Though U.S. Army Pfc Bradley Manning was found guilty on most of his lesser charges, he was found not guilty of the most serious offense: aiding the enemy. After spending three years in custody after his arrest for the largest leak of classified information in U.S. history, Manning, 25, received his verdict today in Fort Meade outside Baltimore.
Two dozen activists donned "truth" T-shirts and waved signs outside Fort Meade in support of Manning, according to the Associated Press. The exuberance is tenfold on Twitter, where WikiLeaks, the publisher of the leaked documents, has a strong following.
Stunned and delighted that they acquitted Bradley Manning of aiding the enemy. The guy should be getting a medal rather than doing time.
— John Fee (@john_fee) July 30, 2013
Not everybody was overjoyed at the verdict. Manning, who was found guilty of lesser espionage charges, could still face time in jail. To some, the confidential documents still pose a threat. To others, the threat is the attempt to keep them confidential.
Manning faces 136 years on the charges he has been convicted of today. Dangerous national security extremism from the Obama administration. — WikiLeaks (@wikileaks) July 30, 2013
Both sides will declare victory in Manning case. But barring shocker at sentencing, defendant will be staying in prison for decades to come
— Andrew Cohen (@CBSAndrew) July 30, 2013
Manning's fate is still unbecoming of a truth teller. Sometimes truth is tough to face but we will be better in the end for knowing. — Jason Vastine (@JasonVastine) July 30, 2013
Bradley Manning is no hero. He caused damage.
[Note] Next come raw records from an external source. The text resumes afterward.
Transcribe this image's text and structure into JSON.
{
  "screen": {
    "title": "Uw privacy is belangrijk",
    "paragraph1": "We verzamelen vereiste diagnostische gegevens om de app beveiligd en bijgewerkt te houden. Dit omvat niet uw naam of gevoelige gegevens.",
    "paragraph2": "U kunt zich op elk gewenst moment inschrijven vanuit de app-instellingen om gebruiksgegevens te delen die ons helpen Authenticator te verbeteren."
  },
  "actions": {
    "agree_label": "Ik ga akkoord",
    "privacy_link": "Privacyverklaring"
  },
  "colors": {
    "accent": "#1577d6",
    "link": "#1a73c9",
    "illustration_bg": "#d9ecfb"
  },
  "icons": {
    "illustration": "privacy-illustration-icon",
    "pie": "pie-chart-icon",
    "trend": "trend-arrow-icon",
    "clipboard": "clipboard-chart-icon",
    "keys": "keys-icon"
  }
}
But an aiding the enemy charge should never be applied to leaks to reporting groups.
— Ronan Farrow (@RonanFarrow) July 30, 2013